“One of the greatest evangelistic hymns of all time was written by a woman who knew the release and peace that comes from confessing one’s sins and failure to God. ‘Just As I Am,’ a hymn frequently sung at the close of evangelistic meetings, was written by Charlotte Elliott, who at one time had been very bitter with God about the circumstances in her life. Charlotte was an invalid from her youth and deeply resented the constraints her handicap placed on her life. In an emotional outburst on one occasion, she expressed those feelings to Dr. Cesar Malan, a minister visiting her home. He listened and was touched by her distress, but he insisted that her problem should not divert her attention from what she most needed to hear. He challenged her to turn her life over to God, to come to Him just as she was, with all her bitterness and anger.

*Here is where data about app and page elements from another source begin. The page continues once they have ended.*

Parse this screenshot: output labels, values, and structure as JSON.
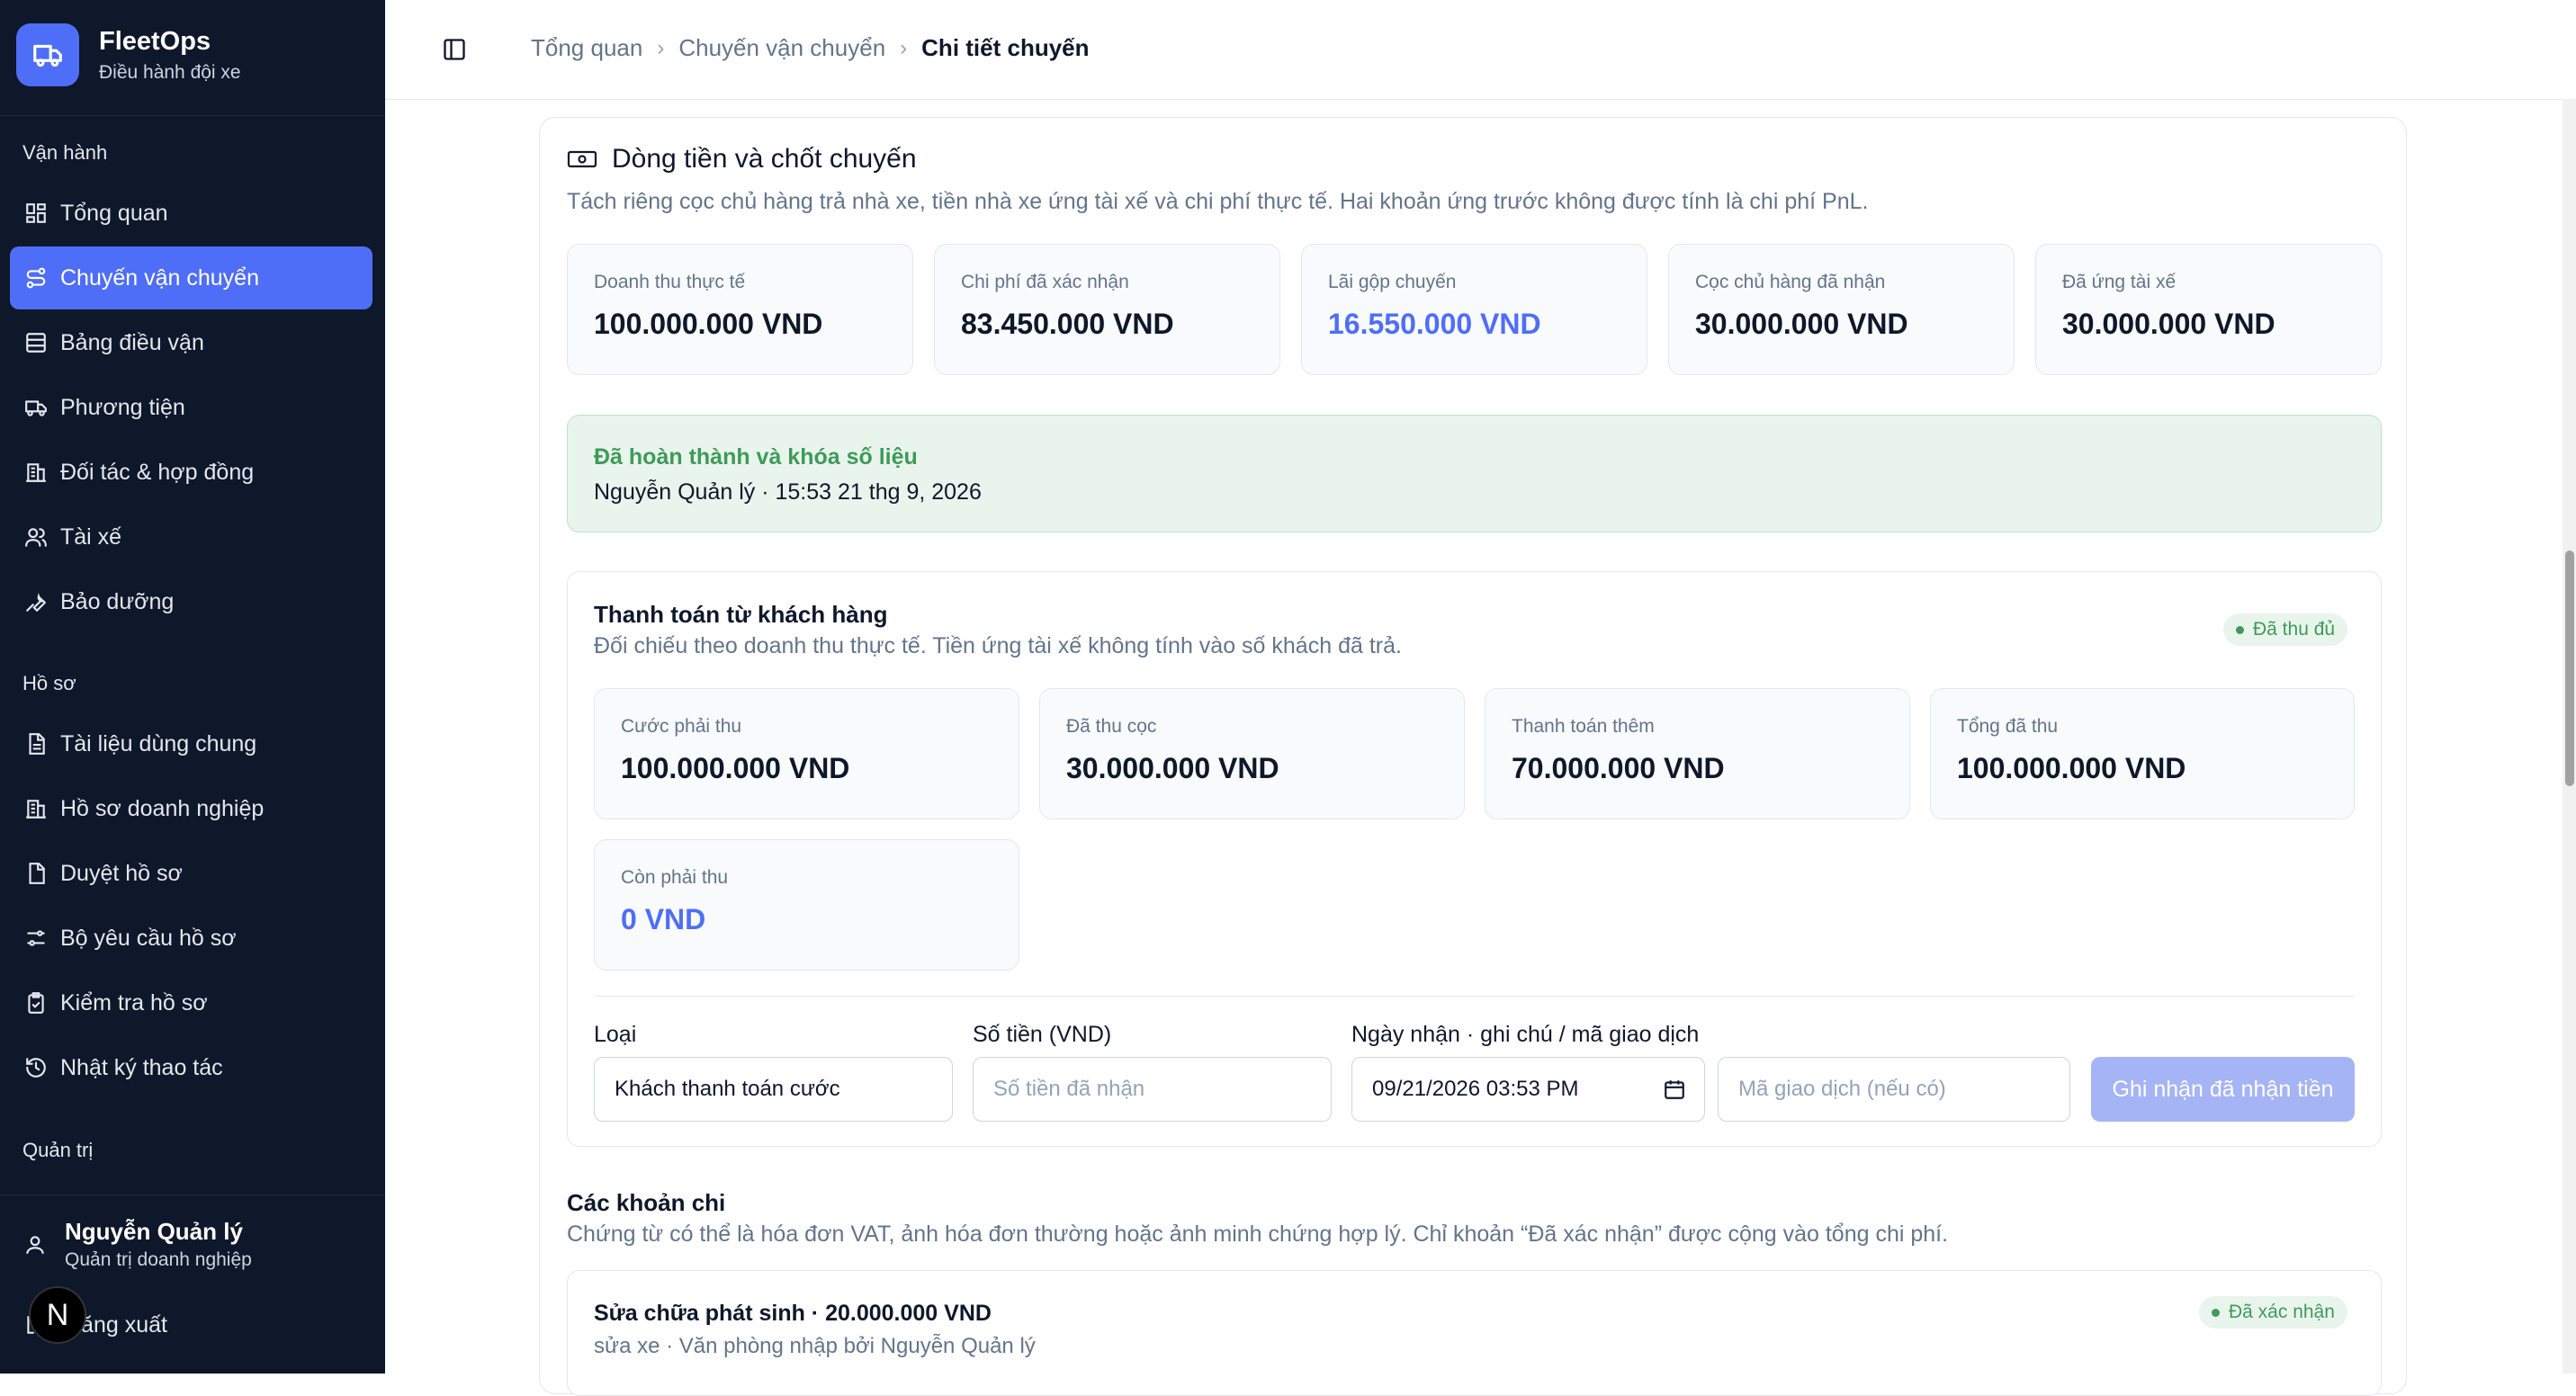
{
  "sidebar": {
    "brand": {
      "name": "FleetOps",
      "subtitle": "Điều hành đội xe"
    },
    "sections": {
      "operations": "Vận hành",
      "records": "Hồ sơ",
      "admin": "Quản trị"
    },
    "items": {
      "overview": "Tổng quan",
      "trips": "Chuyến vận chuyển",
      "dispatch": "Bảng điều vận",
      "vehicles": "Phương tiện",
      "partners": "Đối tác & hợp đồng",
      "drivers": "Tài xế",
      "maintenance": "Bảo dưỡng",
      "shared_docs": "Tài liệu dùng chung",
      "company_profile": "Hồ sơ doanh nghiệp",
      "review_profiles": "Duyệt hồ sơ",
      "profile_requirements": "Bộ yêu cầu hồ sơ",
      "check_profiles": "Kiểm tra hồ sơ",
      "activity_log": "Nhật ký thao tác"
    },
    "user": {
      "name": "Nguyễn Quản lý",
      "role": "Quản trị doanh nghiệp",
      "logout": "Đăng xuất"
    },
    "dev_badge": "N"
  },
  "breadcrumb": {
    "home": "Tổng quan",
    "list": "Chuyến vận chuyển",
    "current": "Chi tiết chuyến"
  },
  "cashflow": {
    "title": "Dòng tiền và chốt chuyến",
    "description": "Tách riêng cọc chủ hàng trả nhà xe, tiền nhà xe ứng tài xế và chi phí thực tế. Hai khoản ứng trước không được tính là chi phí PnL.",
    "stats": [
      {
        "label": "Doanh thu thực tế",
        "value": "100.000.000 VND"
      },
      {
        "label": "Chi phí đã xác nhận",
        "value": "83.450.000 VND"
      },
      {
        "label": "Lãi gộp chuyến",
        "value": "16.550.000 VND"
      },
      {
        "label": "Cọc chủ hàng đã nhận",
        "value": "30.000.000 VND"
      },
      {
        "label": "Đã ứng tài xế",
        "value": "30.000.000 VND"
      }
    ],
    "accent_color": "#4f6ef7"
  },
  "locked": {
    "title": "Đã hoàn thành và khóa số liệu",
    "detail": "Nguyễn Quản lý · 15:53 21 thg 9, 2026",
    "color": "#3f9a5a"
  },
  "payment": {
    "title": "Thanh toán từ khách hàng",
    "description": "Đối chiếu theo doanh thu thực tế. Tiền ứng tài xế không tính vào số khách đã trả.",
    "status": "Đã thu đủ",
    "stats": [
      {
        "label": "Cước phải thu",
        "value": "100.000.000 VND"
      },
      {
        "label": "Đã thu cọc",
        "value": "30.000.000 VND"
      },
      {
        "label": "Thanh toán thêm",
        "value": "70.000.000 VND"
      },
      {
        "label": "Tổng đã thu",
        "value": "100.000.000 VND"
      },
      {
        "label": "Còn phải thu",
        "value": "0 VND"
      }
    ],
    "form": {
      "type_label": "Loại",
      "type_value": "Khách thanh toán cước",
      "amount_label": "Số tiền (VND)",
      "amount_placeholder": "Số tiền đã nhận",
      "date_label": "Ngày nhận · ghi chú / mã giao dịch",
      "date_value": "09/21/2026 03:53 PM",
      "txn_placeholder": "Mã giao dịch (nếu có)",
      "submit": "Ghi nhận đã nhận tiền"
    }
  },
  "expenses": {
    "title": "Các khoản chi",
    "description": "Chứng từ có thể là hóa đơn VAT, ảnh hóa đơn thường hoặc ảnh minh chứng hợp lý. Chỉ khoản “Đã xác nhận” được cộng vào tổng chi phí.",
    "items": [
      {
        "title": "Sửa chữa phát sinh · 20.000.000 VND",
        "subtitle": "sửa xe · Văn phòng nhập bởi Nguyễn Quản lý",
        "status": "Đã xác nhận"
      }
    ]
  }
}
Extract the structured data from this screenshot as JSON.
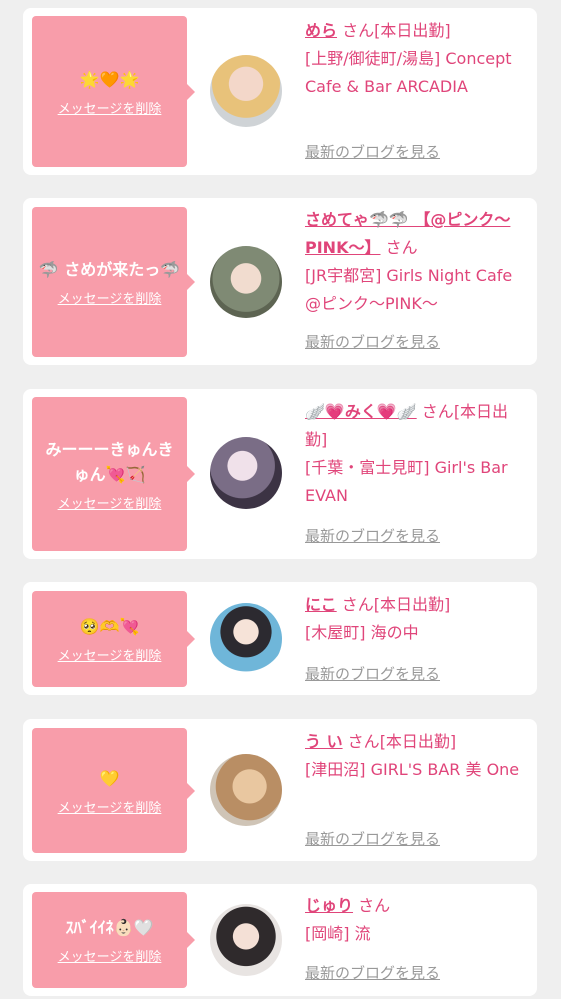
{
  "entries": [
    {
      "message": "🌟🧡🌟",
      "delete_label": "メッセージを削除",
      "name": "めら",
      "san": "さん",
      "status": "[本日出勤]",
      "shop": "[上野/御徒町/湯島] Concept Cafe & Bar ARCADIA",
      "blog_label": "最新のブログを見る"
    },
    {
      "message": "🦈 さめが来たっ🦈",
      "delete_label": "メッセージを削除",
      "name": "さめてゃ🦈🦈 【@ピンク〜PINK〜】",
      "san": "さん",
      "status": "",
      "shop": "[JR宇都宮] Girls Night Cafe @ピンク〜PINK〜",
      "blog_label": "最新のブログを見る"
    },
    {
      "message": "みーーーきゅんきゅん💘🏹",
      "delete_label": "メッセージを削除",
      "name": "🪽💗みく💗🪽",
      "san": "さん",
      "status": "[本日出勤]",
      "shop": "[千葉・富士見町] Girl's Bar EVAN",
      "blog_label": "最新のブログを見る"
    },
    {
      "message": "🥺🫶💘",
      "delete_label": "メッセージを削除",
      "name": "にこ",
      "san": "さん",
      "status": "[本日出勤]",
      "shop": "[木屋町] 海の中",
      "blog_label": "最新のブログを見る"
    },
    {
      "message": "💛",
      "delete_label": "メッセージを削除",
      "name": "う い",
      "san": "さん",
      "status": "[本日出勤]",
      "shop": "[津田沼] GIRL'S BAR 美 One",
      "blog_label": "最新のブログを見る"
    },
    {
      "message": "ｽﾊﾞｲｲﾈ👶🏻🤍",
      "delete_label": "メッセージを削除",
      "name": "じゅり",
      "san": "さん",
      "status": "",
      "shop": "[岡崎] 流",
      "blog_label": "最新のブログを見る"
    }
  ],
  "colors": {
    "accent": "#e0457a",
    "message_bg": "#f89daa",
    "page_bg": "#efefef",
    "link_gray": "#999999"
  }
}
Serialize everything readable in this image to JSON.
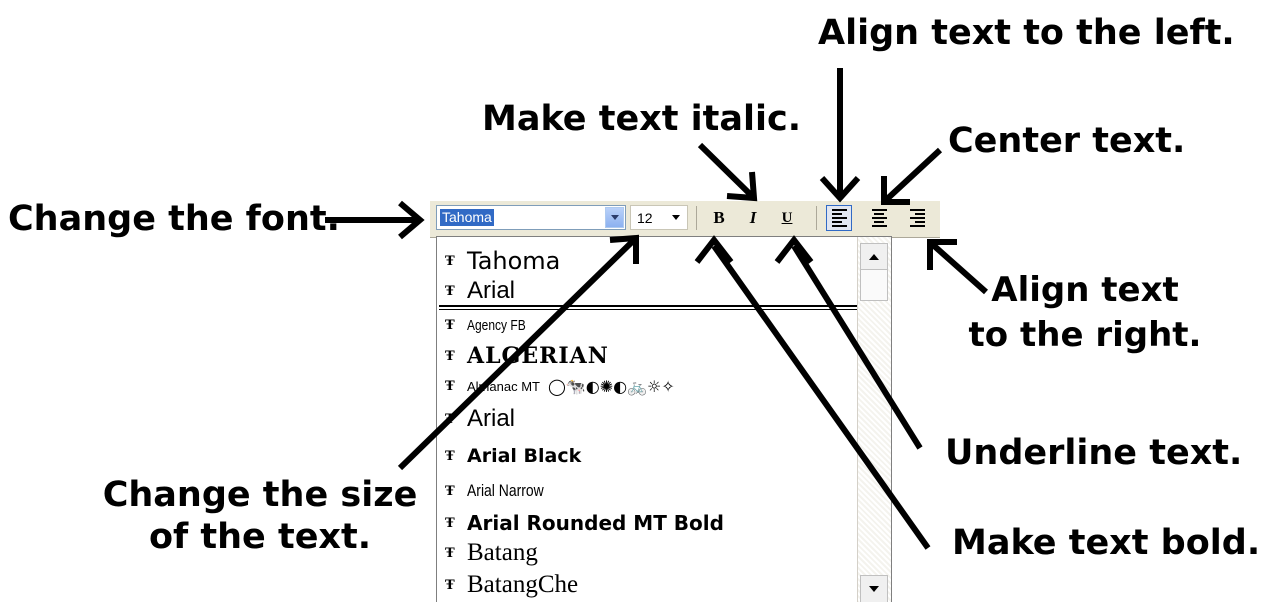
{
  "annotations": {
    "align_left": "Align text to the left.",
    "italic": "Make text italic.",
    "center": "Center text.",
    "change_font": "Change the font.",
    "align_right_1": "Align text",
    "align_right_2": "to the right.",
    "underline": "Underline text.",
    "size_1": "Change the size",
    "size_2": "of the text.",
    "bold": "Make text bold."
  },
  "toolbar": {
    "font_value": "Tahoma",
    "size_value": "12",
    "bold_label": "B",
    "italic_label": "I",
    "underline_label": "U",
    "active_alignment": "left"
  },
  "font_list": {
    "recent": [
      "Tahoma",
      "Arial"
    ],
    "all": [
      "Agency FB",
      "ALGERIAN",
      "Almanac MT",
      "Arial",
      "Arial Black",
      "Arial Narrow",
      "Arial Rounded MT Bold",
      "Batang",
      "BatangChe"
    ],
    "symbol_preview": "◯🐄◐✺◐🚲☼✧"
  },
  "icons": {
    "font_type_icon": "Ŧ",
    "scroll_up": "triangle-up",
    "scroll_down": "triangle-down"
  },
  "colors": {
    "toolbar_bg": "#ece9d8",
    "selection": "#316ac5",
    "pressed_border": "#316ac5"
  }
}
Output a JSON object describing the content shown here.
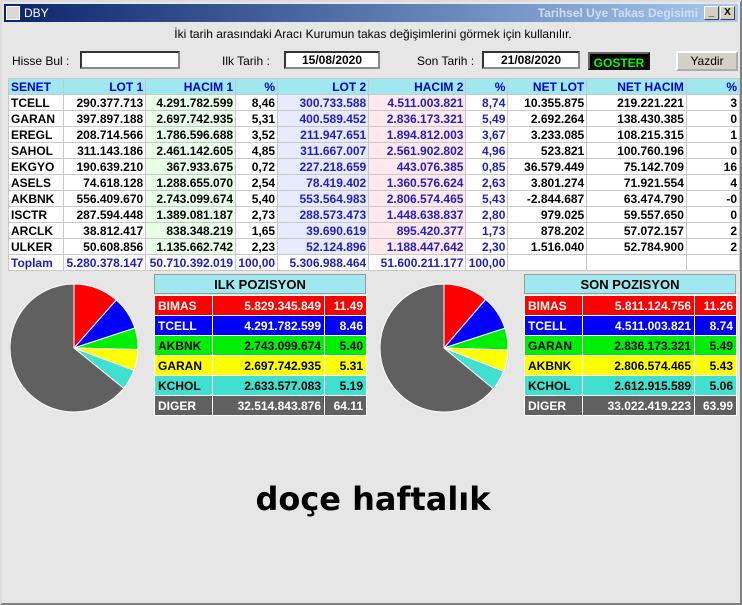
{
  "window": {
    "app": "DBY",
    "title": "Tarihsel Uye Takas Degisimi",
    "minimize": "_",
    "close": "X"
  },
  "hint": "İki tarih arasındaki  Aracı Kurumun takas değişimlerini görmek için kullanılır.",
  "form": {
    "search_label": "Hisse Bul :",
    "search_value": "",
    "start_label": "Ilk Tarih :",
    "start_value": "15/08/2020",
    "end_label": "Son Tarih :",
    "end_value": "21/08/2020",
    "go_label": "GOSTER",
    "print_label": "Yazdir"
  },
  "table": {
    "headers": [
      "SENET",
      "LOT 1",
      "HACIM 1",
      "%",
      "LOT 2",
      "HACIM 2",
      "%",
      "NET LOT",
      "NET HACIM",
      "%"
    ],
    "rows": [
      [
        "TCELL",
        "290.377.713",
        "4.291.782.599",
        "8,46",
        "300.733.588",
        "4.511.003.821",
        "8,74",
        "10.355.875",
        "219.221.221",
        "3"
      ],
      [
        "GARAN",
        "397.897.188",
        "2.697.742.935",
        "5,31",
        "400.589.452",
        "2.836.173.321",
        "5,49",
        "2.692.264",
        "138.430.385",
        "0"
      ],
      [
        "EREGL",
        "208.714.566",
        "1.786.596.688",
        "3,52",
        "211.947.651",
        "1.894.812.003",
        "3,67",
        "3.233.085",
        "108.215.315",
        "1"
      ],
      [
        "SAHOL",
        "311.143.186",
        "2.461.142.605",
        "4,85",
        "311.667.007",
        "2.561.902.802",
        "4,96",
        "523.821",
        "100.760.196",
        "0"
      ],
      [
        "EKGYO",
        "190.639.210",
        "367.933.675",
        "0,72",
        "227.218.659",
        "443.076.385",
        "0,85",
        "36.579.449",
        "75.142.709",
        "16"
      ],
      [
        "ASELS",
        "74.618.128",
        "1.288.655.070",
        "2,54",
        "78.419.402",
        "1.360.576.624",
        "2,63",
        "3.801.274",
        "71.921.554",
        "4"
      ],
      [
        "AKBNK",
        "556.409.670",
        "2.743.099.674",
        "5,40",
        "553.564.983",
        "2.806.574.465",
        "5,43",
        "-2.844.687",
        "63.474.790",
        "-0"
      ],
      [
        "ISCTR",
        "287.594.448",
        "1.389.081.187",
        "2,73",
        "288.573.473",
        "1.448.638.837",
        "2,80",
        "979.025",
        "59.557.650",
        "0"
      ],
      [
        "ARCLK",
        "38.812.417",
        "838.348.219",
        "1,65",
        "39.690.619",
        "895.420.377",
        "1,73",
        "878.202",
        "57.072.157",
        "2"
      ],
      [
        "ULKER",
        "50.608.856",
        "1.135.662.742",
        "2,23",
        "52.124.896",
        "1.188.447.642",
        "2,30",
        "1.516.040",
        "52.784.900",
        "2"
      ]
    ],
    "total": [
      "Toplam",
      "5.280.378.147",
      "50.710.392.019",
      "100,00",
      "5.306.988.464",
      "51.600.211.177",
      "100,00",
      "",
      "",
      ""
    ]
  },
  "ilk": {
    "title": "ILK POZISYON",
    "rows": [
      {
        "s": "BIMAS",
        "v": "5.829.345.849",
        "p": "11.49",
        "c": "#ff0000"
      },
      {
        "s": "TCELL",
        "v": "4.291.782.599",
        "p": "8.46",
        "c": "#0000ff"
      },
      {
        "s": "AKBNK",
        "v": "2.743.099.674",
        "p": "5.40",
        "c": "#00ee00"
      },
      {
        "s": "GARAN",
        "v": "2.697.742.935",
        "p": "5.31",
        "c": "#ffff00"
      },
      {
        "s": "KCHOL",
        "v": "2.633.577.083",
        "p": "5.19",
        "c": "#40e0d0"
      },
      {
        "s": "DIGER",
        "v": "32.514.843.876",
        "p": "64.11",
        "c": "#606060"
      }
    ]
  },
  "son": {
    "title": "SON POZISYON",
    "rows": [
      {
        "s": "BIMAS",
        "v": "5.811.124.756",
        "p": "11.26",
        "c": "#ff0000"
      },
      {
        "s": "TCELL",
        "v": "4.511.003.821",
        "p": "8.74",
        "c": "#0000ff"
      },
      {
        "s": "GARAN",
        "v": "2.836.173.321",
        "p": "5.49",
        "c": "#00ee00"
      },
      {
        "s": "AKBNK",
        "v": "2.806.574.465",
        "p": "5.43",
        "c": "#ffff00"
      },
      {
        "s": "KCHOL",
        "v": "2.612.915.589",
        "p": "5.06",
        "c": "#40e0d0"
      },
      {
        "s": "DIGER",
        "v": "33.022.419.223",
        "p": "63.99",
        "c": "#606060"
      }
    ]
  },
  "caption": "doçe haftalık"
}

She resented what seemed to be an almost callous attitude on his part, but God spoke to her through him, and she committed her life to the LORD. She let Him take the steering wheel of her life. Each year on the anniversary of that decision, Dr. Malan wrote Charlotte a letter, encouraging her to continue to be strong in her faith. But even as a believer, she had doubts and struggles. One particularly sore point was her inability to effectively go out and serve God. At times she almost resented her brother’s successful preaching and evangelistic ministry. She longed to be used of God herself, but she felt her health and physical condition prevented it. Then in 1836, on the fourteenth anniversary of her conversion, while she was alone in the evening, the forty-seven-year-old Charlotte Elliott wrote her spiritual autobiography in a poem that was later turned into a song recognizable at altar call at the end of Bill Graham’s crusades. There, in a prayer of confession, she poured out her feelings to God – feelings that countless other people have identified with in the generations that followed. The third stanza, perhaps more than the others, described her pilgrimage: Just as I am, though tossed about – With many a conflict, many a doubt, – Fightings and fears within, without, - O Lamb of God, I come! I come!
Many years later, when reflecting on the impact his sister made in penning this one hymn, the Reverend Henry Venn Elliott said, ‘In the course of a long ministry I hope I have been permitted to see some fruit of my labors, but I feel far more has been done by a single hymn of my sister’s, ‘Just As I Am’ (Ruth Tucker Sacred Stories).”
The Teaching Ministry of Jay Mack 2006-2017